[Stored entries]
%%

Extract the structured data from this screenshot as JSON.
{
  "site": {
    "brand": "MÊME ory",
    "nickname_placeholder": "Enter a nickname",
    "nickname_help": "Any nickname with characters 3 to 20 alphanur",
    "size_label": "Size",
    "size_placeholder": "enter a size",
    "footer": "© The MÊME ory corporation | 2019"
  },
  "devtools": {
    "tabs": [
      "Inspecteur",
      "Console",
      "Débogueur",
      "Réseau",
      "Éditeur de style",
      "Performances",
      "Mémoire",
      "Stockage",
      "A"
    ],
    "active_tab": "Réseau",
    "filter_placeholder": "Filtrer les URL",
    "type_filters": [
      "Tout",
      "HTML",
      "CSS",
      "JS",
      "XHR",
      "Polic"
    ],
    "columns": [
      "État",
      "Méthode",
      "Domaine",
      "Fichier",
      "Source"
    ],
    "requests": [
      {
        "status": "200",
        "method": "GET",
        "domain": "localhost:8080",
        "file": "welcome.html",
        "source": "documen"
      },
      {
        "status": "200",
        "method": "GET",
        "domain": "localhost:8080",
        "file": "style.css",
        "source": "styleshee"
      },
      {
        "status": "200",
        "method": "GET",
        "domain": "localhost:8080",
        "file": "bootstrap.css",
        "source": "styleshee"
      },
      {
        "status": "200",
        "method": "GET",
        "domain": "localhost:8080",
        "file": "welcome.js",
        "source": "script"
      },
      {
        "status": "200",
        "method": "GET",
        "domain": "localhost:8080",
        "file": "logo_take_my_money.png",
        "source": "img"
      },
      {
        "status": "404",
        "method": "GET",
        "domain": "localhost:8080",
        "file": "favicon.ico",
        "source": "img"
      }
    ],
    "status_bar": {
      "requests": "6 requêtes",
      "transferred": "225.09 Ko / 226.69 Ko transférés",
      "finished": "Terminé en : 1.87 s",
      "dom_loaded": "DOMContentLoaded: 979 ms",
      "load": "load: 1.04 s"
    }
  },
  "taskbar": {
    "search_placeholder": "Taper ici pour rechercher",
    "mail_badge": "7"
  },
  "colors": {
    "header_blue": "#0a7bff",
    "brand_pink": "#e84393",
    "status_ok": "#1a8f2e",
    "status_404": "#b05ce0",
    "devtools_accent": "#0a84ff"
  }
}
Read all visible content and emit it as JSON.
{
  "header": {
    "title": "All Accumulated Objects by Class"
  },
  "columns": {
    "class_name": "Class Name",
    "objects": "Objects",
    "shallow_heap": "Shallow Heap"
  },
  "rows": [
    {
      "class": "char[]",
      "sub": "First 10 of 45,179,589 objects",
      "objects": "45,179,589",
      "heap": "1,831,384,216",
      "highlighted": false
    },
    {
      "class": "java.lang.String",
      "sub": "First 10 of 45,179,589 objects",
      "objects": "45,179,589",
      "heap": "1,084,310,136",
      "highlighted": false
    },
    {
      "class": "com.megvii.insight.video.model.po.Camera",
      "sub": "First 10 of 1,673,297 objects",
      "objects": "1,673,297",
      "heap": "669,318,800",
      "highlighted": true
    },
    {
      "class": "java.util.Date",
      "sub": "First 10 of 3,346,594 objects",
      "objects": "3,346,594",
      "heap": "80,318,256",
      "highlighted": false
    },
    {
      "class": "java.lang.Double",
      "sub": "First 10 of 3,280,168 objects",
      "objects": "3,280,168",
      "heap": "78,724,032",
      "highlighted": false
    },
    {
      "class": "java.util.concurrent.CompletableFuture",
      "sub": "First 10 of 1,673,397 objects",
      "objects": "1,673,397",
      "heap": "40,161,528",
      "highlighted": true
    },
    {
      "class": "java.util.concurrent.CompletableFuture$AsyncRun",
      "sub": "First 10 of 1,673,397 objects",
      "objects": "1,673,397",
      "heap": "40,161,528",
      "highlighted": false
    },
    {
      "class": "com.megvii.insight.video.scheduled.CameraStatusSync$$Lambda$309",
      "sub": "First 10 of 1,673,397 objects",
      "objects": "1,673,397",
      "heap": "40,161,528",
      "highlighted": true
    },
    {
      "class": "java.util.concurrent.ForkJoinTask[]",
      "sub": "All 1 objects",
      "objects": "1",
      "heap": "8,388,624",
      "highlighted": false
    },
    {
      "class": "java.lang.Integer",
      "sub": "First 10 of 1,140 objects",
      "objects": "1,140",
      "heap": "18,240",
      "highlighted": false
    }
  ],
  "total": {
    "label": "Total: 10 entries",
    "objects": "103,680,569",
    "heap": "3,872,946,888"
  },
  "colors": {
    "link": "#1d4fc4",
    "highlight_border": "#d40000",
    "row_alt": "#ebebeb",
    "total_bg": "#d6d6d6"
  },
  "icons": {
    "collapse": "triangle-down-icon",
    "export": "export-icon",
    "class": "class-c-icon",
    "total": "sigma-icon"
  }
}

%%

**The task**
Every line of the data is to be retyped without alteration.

**Response to this exercise**
Extract the structured data from this screenshot as JSON.
{
  "site": {
    "brand": "MÊME ory",
    "nickname_placeholder": "Enter a nickname",
    "nickname_help": "Any nickname with characters 3 to 20 alphanur",
    "size_label": "Size",
    "size_placeholder": "enter a size",
    "footer": "© The MÊME ory corporation | 2019"
  },
  "devtools": {
    "tabs": [
      "Inspecteur",
      "Console",
      "Débogueur",
      "Réseau",
      "Éditeur de style",
      "Performances",
      "Mémoire",
      "Stockage",
      "A"
    ],
    "active_tab": "Réseau",
    "filter_placeholder": "Filtrer les URL",
    "type_filters": [
      "Tout",
      "HTML",
      "CSS",
      "JS",
      "XHR",
      "Polic"
    ],
    "columns": [
      "État",
      "Méthode",
      "Domaine",
      "Fichier",
      "Source"
    ],
    "requests": [
      {
        "status": "200",
        "method": "GET",
        "domain": "localhost:8080",
        "file": "welcome.html",
        "source": "documen"
      },
      {
        "status": "200",
        "method": "GET",
        "domain": "localhost:8080",
        "file": "style.css",
        "source": "styleshee"
      },
      {
        "status": "200",
        "method": "GET",
        "domain": "localhost:8080",
        "file": "bootstrap.css",
        "source": "styleshee"
      },
      {
        "status": "200",
        "method": "GET",
        "domain": "localhost:8080",
        "file": "welcome.js",
        "source": "script"
      },
      {
        "status": "200",
        "method": "GET",
        "domain": "localhost:8080",
        "file": "logo_take_my_money.png",
        "source": "img"
      },
      {
        "status": "404",
        "method": "GET",
        "domain": "localhost:8080",
        "file": "favicon.ico",
        "source": "img"
      }
    ],
    "status_bar": {
      "requests": "6 requêtes",
      "transferred": "225.09 Ko / 226.69 Ko transférés",
      "finished": "Terminé en : 1.87 s",
      "dom_loaded": "DOMContentLoaded: 979 ms",
      "load": "load: 1.04 s"
    }
  },
  "taskbar": {
    "search_placeholder": "Taper ici pour rechercher",
    "mail_badge": "7"
  },
  "colors": {
    "header_blue": "#0a7bff",
    "brand_pink": "#e84393",
    "status_ok": "#1a8f2e",
    "status_404": "#b05ce0",
    "devtools_accent": "#0a84ff"
  }
}
Read all visible content and emit it as JSON.
{
  "header": {
    "title": "All Accumulated Objects by Class"
  },
  "columns": {
    "class_name": "Class Name",
    "objects": "Objects",
    "shallow_heap": "Shallow Heap"
  },
  "rows": [
    {
      "class": "char[]",
      "sub": "First 10 of 45,179,589 objects",
      "objects": "45,179,589",
      "heap": "1,831,384,216",
      "highlighted": false
    },
    {
      "class": "java.lang.String",
      "sub": "First 10 of 45,179,589 objects",
      "objects": "45,179,589",
      "heap": "1,084,310,136",
      "highlighted": false
    },
    {
      "class": "com.megvii.insight.video.model.po.Camera",
      "sub": "First 10 of 1,673,297 objects",
      "objects": "1,673,297",
      "heap": "669,318,800",
      "highlighted": true
    },
    {
      "class": "java.util.Date",
      "sub": "First 10 of 3,346,594 objects",
      "objects": "3,346,594",
      "heap": "80,318,256",
      "highlighted": false
    },
    {
      "class": "java.lang.Double",
      "sub": "First 10 of 3,280,168 objects",
      "objects": "3,280,168",
      "heap": "78,724,032",
      "highlighted": false
    },
    {
      "class": "java.util.concurrent.CompletableFuture",
      "sub": "First 10 of 1,673,397 objects",
      "objects": "1,673,397",
      "heap": "40,161,528",
      "highlighted": true
    },
    {
      "class": "java.util.concurrent.CompletableFuture$AsyncRun",
      "sub": "First 10 of 1,673,397 objects",
      "objects": "1,673,397",
      "heap": "40,161,528",
      "highlighted": false
    },
    {
      "class": "com.megvii.insight.video.scheduled.CameraStatusSync$$Lambda$309",
      "sub": "First 10 of 1,673,397 objects",
      "objects": "1,673,397",
      "heap": "40,161,528",
      "highlighted": true
    },
    {
      "class": "java.util.concurrent.ForkJoinTask[]",
      "sub": "All 1 objects",
      "objects": "1",
      "heap": "8,388,624",
      "highlighted": false
    },
    {
      "class": "java.lang.Integer",
      "sub": "First 10 of 1,140 objects",
      "objects": "1,140",
      "heap": "18,240",
      "highlighted": false
    }
  ],
  "total": {
    "label": "Total: 10 entries",
    "objects": "103,680,569",
    "heap": "3,872,946,888"
  },
  "colors": {
    "link": "#1d4fc4",
    "highlight_border": "#d40000",
    "row_alt": "#ebebeb",
    "total_bg": "#d6d6d6"
  },
  "icons": {
    "collapse": "triangle-down-icon",
    "export": "export-icon",
    "class": "class-c-icon",
    "total": "sigma-icon"
  }
}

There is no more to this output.